One aspect of my job is helping with a program called G.R.O.W. which provides science education for some area K-3rd grade students in two school districts with relatively high low-income family populations. The BP works with two other science/cultural organizations to provide a really quality science program for these schools, tied to state standards, of course. Over the course of the program, each classroom writes a non-fiction book. I spent about two weeks going to several of these classrooms to help put their book into a program that will print a real book the kids get to keep. I LOVE this. How many elementary school students get to write a real book that is published in professional-looking book form? They are always very creative and the kids think it is so cool. In my current role, I interact with these kids for literally 30 minutes (it used to be more when I did their classroom programs as well).

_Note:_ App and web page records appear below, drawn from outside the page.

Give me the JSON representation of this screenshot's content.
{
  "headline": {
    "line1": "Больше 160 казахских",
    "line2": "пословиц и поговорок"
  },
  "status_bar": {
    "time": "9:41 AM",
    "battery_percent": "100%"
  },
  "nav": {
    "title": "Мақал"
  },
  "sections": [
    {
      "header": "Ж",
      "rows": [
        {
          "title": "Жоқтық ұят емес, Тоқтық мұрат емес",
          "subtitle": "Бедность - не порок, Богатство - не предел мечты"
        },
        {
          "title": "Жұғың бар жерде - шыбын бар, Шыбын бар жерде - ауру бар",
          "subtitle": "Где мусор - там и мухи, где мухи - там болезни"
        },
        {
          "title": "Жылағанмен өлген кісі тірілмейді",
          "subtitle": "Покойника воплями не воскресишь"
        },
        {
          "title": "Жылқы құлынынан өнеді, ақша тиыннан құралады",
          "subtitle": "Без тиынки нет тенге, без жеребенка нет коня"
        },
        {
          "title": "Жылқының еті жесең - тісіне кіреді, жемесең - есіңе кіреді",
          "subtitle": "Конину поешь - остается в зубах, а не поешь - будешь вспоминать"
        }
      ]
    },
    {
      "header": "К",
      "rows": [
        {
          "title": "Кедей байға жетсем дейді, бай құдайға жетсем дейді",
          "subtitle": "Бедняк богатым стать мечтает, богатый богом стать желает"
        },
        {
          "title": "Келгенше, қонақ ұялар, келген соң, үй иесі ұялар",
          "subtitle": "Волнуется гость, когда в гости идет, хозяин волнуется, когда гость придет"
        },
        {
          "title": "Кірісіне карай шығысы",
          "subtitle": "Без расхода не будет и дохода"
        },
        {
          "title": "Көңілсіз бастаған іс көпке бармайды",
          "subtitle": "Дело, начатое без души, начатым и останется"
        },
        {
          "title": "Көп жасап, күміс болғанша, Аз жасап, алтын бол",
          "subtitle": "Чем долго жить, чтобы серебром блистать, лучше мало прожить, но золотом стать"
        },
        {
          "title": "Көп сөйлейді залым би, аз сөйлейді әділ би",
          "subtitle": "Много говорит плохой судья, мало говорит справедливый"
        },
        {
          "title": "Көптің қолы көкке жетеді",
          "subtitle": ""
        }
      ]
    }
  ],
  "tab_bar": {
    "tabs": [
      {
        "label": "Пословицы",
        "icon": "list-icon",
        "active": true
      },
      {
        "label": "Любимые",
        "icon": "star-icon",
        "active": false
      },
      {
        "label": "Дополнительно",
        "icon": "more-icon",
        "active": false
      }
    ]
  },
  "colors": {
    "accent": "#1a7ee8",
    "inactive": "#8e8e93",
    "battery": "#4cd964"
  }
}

At our family night tonight, I led some of the book reading sessions. After each school's session, we let the kids autograph each others' books [they are famous published authors now, you see]. They often ask their teachers to sign their books, but I've never been asked. [Remember, I am just the person behind the computer typing in their text and adding pictures.]
So yes, it was a huge deal when the third grader asked for my autograph. I asked if he was sure, and he said, "Yes, because you helped us."
Don't ever tell me that kids aren't perceptive or that kids from low-income schools aren't conscientious or bright. I wish everyone got to spend time with the elementary school kids at their area schools. It's hard to write them off as "kids these days" when you know just how much they care, notice, and appreciate the adults in their lives.
Sorry to get all preachy. Two years ago I was terrified of entering a classroom and teaching 30-50 elementary school kids at a time. Now, elementary school kids are some of my favorite people.